#### [Exercise description]
Write the records out once more. Leave each line exactly as given.
━━ Supplied material
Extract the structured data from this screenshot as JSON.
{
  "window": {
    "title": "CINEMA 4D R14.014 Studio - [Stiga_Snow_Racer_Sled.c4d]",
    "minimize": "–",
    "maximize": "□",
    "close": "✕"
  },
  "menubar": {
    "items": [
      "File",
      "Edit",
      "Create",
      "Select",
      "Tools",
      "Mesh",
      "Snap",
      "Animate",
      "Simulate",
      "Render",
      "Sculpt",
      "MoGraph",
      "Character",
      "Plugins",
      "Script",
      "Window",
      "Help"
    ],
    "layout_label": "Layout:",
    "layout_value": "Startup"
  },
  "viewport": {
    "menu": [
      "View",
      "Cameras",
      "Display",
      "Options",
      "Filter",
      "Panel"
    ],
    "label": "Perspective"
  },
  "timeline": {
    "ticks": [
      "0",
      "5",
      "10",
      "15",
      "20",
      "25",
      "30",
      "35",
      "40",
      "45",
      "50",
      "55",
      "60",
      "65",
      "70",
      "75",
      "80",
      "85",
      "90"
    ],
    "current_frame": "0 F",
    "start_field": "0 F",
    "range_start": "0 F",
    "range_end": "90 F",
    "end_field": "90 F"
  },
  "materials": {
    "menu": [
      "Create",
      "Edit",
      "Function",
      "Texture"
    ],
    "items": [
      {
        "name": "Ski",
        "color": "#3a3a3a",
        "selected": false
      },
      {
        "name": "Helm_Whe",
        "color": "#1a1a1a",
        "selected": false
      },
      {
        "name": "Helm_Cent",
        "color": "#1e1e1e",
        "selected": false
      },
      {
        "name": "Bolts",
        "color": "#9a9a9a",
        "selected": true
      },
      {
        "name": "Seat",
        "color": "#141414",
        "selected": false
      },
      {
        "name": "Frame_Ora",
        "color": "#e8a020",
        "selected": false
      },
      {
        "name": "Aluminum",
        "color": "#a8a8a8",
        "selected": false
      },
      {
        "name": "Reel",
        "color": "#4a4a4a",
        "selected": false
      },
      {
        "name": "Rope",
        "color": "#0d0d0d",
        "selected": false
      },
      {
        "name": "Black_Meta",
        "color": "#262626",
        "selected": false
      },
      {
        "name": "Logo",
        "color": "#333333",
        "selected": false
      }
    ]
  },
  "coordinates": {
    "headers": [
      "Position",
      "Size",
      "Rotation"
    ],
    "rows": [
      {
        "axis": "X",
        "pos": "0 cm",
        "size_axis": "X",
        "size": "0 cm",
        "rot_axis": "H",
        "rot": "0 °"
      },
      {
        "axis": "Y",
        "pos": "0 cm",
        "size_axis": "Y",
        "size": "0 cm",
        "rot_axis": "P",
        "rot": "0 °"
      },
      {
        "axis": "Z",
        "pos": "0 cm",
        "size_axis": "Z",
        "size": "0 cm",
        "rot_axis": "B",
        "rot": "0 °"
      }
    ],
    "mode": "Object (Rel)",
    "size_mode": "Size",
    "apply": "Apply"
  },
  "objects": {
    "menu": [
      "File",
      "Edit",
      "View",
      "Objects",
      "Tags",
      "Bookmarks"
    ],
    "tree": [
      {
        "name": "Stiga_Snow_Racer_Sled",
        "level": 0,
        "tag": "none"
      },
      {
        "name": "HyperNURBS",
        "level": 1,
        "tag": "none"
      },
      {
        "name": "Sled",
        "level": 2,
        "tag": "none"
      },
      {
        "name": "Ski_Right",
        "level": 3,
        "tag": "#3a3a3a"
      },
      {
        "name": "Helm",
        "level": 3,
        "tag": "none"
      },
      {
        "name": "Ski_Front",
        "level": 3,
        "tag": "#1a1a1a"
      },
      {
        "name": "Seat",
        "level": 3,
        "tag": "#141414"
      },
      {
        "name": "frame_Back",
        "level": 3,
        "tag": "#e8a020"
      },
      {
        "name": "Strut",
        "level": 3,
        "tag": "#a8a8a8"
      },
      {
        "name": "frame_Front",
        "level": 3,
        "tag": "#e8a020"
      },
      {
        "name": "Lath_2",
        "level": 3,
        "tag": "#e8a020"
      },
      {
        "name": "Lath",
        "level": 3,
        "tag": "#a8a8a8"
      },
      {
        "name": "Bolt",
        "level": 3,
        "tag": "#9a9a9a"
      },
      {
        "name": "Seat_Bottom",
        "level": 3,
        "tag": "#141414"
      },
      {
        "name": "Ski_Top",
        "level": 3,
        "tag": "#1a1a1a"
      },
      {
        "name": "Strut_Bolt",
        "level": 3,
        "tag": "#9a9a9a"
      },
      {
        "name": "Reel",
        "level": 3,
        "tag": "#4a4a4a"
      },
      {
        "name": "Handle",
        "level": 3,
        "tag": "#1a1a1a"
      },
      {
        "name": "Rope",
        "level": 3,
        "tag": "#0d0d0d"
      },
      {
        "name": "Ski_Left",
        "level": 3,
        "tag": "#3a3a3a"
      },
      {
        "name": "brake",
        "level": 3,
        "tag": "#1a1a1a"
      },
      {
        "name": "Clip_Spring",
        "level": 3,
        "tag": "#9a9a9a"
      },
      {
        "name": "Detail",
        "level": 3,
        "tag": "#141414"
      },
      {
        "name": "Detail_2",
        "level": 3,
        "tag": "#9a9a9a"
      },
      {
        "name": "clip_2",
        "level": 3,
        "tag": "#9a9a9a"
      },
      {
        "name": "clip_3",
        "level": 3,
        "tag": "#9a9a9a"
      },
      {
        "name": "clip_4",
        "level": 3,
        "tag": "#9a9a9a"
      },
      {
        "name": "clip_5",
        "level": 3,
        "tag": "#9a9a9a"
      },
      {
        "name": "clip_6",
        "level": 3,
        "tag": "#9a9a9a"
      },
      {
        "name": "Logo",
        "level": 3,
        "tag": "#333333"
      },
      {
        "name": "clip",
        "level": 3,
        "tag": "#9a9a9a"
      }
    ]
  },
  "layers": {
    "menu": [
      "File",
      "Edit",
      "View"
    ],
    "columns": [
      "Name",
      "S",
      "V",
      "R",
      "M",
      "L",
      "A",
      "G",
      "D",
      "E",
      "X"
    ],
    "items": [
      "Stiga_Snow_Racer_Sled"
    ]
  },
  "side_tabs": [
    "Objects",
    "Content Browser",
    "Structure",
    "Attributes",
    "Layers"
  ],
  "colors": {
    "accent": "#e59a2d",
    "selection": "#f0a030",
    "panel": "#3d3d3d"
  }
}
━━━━
#### [Response]
Extract the structured data from this screenshot as JSON.
{
  "window": {
    "title": "CINEMA 4D R14.014 Studio - [Stiga_Snow_Racer_Sled.c4d]",
    "minimize": "–",
    "maximize": "□",
    "close": "✕"
  },
  "menubar": {
    "items": [
      "File",
      "Edit",
      "Create",
      "Select",
      "Tools",
      "Mesh",
      "Snap",
      "Animate",
      "Simulate",
      "Render",
      "Sculpt",
      "MoGraph",
      "Character",
      "Plugins",
      "Script",
      "Window",
      "Help"
    ],
    "layout_label": "Layout:",
    "layout_value": "Startup"
  },
  "viewport": {
    "menu": [
      "View",
      "Cameras",
      "Display",
      "Options",
      "Filter",
      "Panel"
    ],
    "label": "Perspective"
  },
  "timeline": {
    "ticks": [
      "0",
      "5",
      "10",
      "15",
      "20",
      "25",
      "30",
      "35",
      "40",
      "45",
      "50",
      "55",
      "60",
      "65",
      "70",
      "75",
      "80",
      "85",
      "90"
    ],
    "current_frame": "0 F",
    "start_field": "0 F",
    "range_start": "0 F",
    "range_end": "90 F",
    "end_field": "90 F"
  },
  "materials": {
    "menu": [
      "Create",
      "Edit",
      "Function",
      "Texture"
    ],
    "items": [
      {
        "name": "Ski",
        "color": "#3a3a3a",
        "selected": false
      },
      {
        "name": "Helm_Whe",
        "color": "#1a1a1a",
        "selected": false
      },
      {
        "name": "Helm_Cent",
        "color": "#1e1e1e",
        "selected": false
      },
      {
        "name": "Bolts",
        "color": "#9a9a9a",
        "selected": true
      },
      {
        "name": "Seat",
        "color": "#141414",
        "selected": false
      },
      {
        "name": "Frame_Ora",
        "color": "#e8a020",
        "selected": false
      },
      {
        "name": "Aluminum",
        "color": "#a8a8a8",
        "selected": false
      },
      {
        "name": "Reel",
        "color": "#4a4a4a",
        "selected": false
      },
      {
        "name": "Rope",
        "color": "#0d0d0d",
        "selected": false
      },
      {
        "name": "Black_Meta",
        "color": "#262626",
        "selected": false
      },
      {
        "name": "Logo",
        "color": "#333333",
        "selected": false
      }
    ]
  },
  "coordinates": {
    "headers": [
      "Position",
      "Size",
      "Rotation"
    ],
    "rows": [
      {
        "axis": "X",
        "pos": "0 cm",
        "size_axis": "X",
        "size": "0 cm",
        "rot_axis": "H",
        "rot": "0 °"
      },
      {
        "axis": "Y",
        "pos": "0 cm",
        "size_axis": "Y",
        "size": "0 cm",
        "rot_axis": "P",
        "rot": "0 °"
      },
      {
        "axis": "Z",
        "pos": "0 cm",
        "size_axis": "Z",
        "size": "0 cm",
        "rot_axis": "B",
        "rot": "0 °"
      }
    ],
    "mode": "Object (Rel)",
    "size_mode": "Size",
    "apply": "Apply"
  },
  "objects": {
    "menu": [
      "File",
      "Edit",
      "View",
      "Objects",
      "Tags",
      "Bookmarks"
    ],
    "tree": [
      {
        "name": "Stiga_Snow_Racer_Sled",
        "level": 0,
        "tag": "none"
      },
      {
        "name": "HyperNURBS",
        "level": 1,
        "tag": "none"
      },
      {
        "name": "Sled",
        "level": 2,
        "tag": "none"
      },
      {
        "name": "Ski_Right",
        "level": 3,
        "tag": "#3a3a3a"
      },
      {
        "name": "Helm",
        "level": 3,
        "tag": "none"
      },
      {
        "name": "Ski_Front",
        "level": 3,
        "tag": "#1a1a1a"
      },
      {
        "name": "Seat",
        "level": 3,
        "tag": "#141414"
      },
      {
        "name": "frame_Back",
        "level": 3,
        "tag": "#e8a020"
      },
      {
        "name": "Strut",
        "level": 3,
        "tag": "#a8a8a8"
      },
      {
        "name": "frame_Front",
        "level": 3,
        "tag": "#e8a020"
      },
      {
        "name": "Lath_2",
        "level": 3,
        "tag": "#e8a020"
      },
      {
        "name": "Lath",
        "level": 3,
        "tag": "#a8a8a8"
      },
      {
        "name": "Bolt",
        "level": 3,
        "tag": "#9a9a9a"
      },
      {
        "name": "Seat_Bottom",
        "level": 3,
        "tag": "#141414"
      },
      {
        "name": "Ski_Top",
        "level": 3,
        "tag": "#1a1a1a"
      },
      {
        "name": "Strut_Bolt",
        "level": 3,
        "tag": "#9a9a9a"
      },
      {
        "name": "Reel",
        "level": 3,
        "tag": "#4a4a4a"
      },
      {
        "name": "Handle",
        "level": 3,
        "tag": "#1a1a1a"
      },
      {
        "name": "Rope",
        "level": 3,
        "tag": "#0d0d0d"
      },
      {
        "name": "Ski_Left",
        "level": 3,
        "tag": "#3a3a3a"
      },
      {
        "name": "brake",
        "level": 3,
        "tag": "#1a1a1a"
      },
      {
        "name": "Clip_Spring",
        "level": 3,
        "tag": "#9a9a9a"
      },
      {
        "name": "Detail",
        "level": 3,
        "tag": "#141414"
      },
      {
        "name": "Detail_2",
        "level": 3,
        "tag": "#9a9a9a"
      },
      {
        "name": "clip_2",
        "level": 3,
        "tag": "#9a9a9a"
      },
      {
        "name": "clip_3",
        "level": 3,
        "tag": "#9a9a9a"
      },
      {
        "name": "clip_4",
        "level": 3,
        "tag": "#9a9a9a"
      },
      {
        "name": "clip_5",
        "level": 3,
        "tag": "#9a9a9a"
      },
      {
        "name": "clip_6",
        "level": 3,
        "tag": "#9a9a9a"
      },
      {
        "name": "Logo",
        "level": 3,
        "tag": "#333333"
      },
      {
        "name": "clip",
        "level": 3,
        "tag": "#9a9a9a"
      }
    ]
  },
  "layers": {
    "menu": [
      "File",
      "Edit",
      "View"
    ],
    "columns": [
      "Name",
      "S",
      "V",
      "R",
      "M",
      "L",
      "A",
      "G",
      "D",
      "E",
      "X"
    ],
    "items": [
      "Stiga_Snow_Racer_Sled"
    ]
  },
  "side_tabs": [
    "Objects",
    "Content Browser",
    "Structure",
    "Attributes",
    "Layers"
  ],
  "colors": {
    "accent": "#e59a2d",
    "selection": "#f0a030",
    "panel": "#3d3d3d"
  }
}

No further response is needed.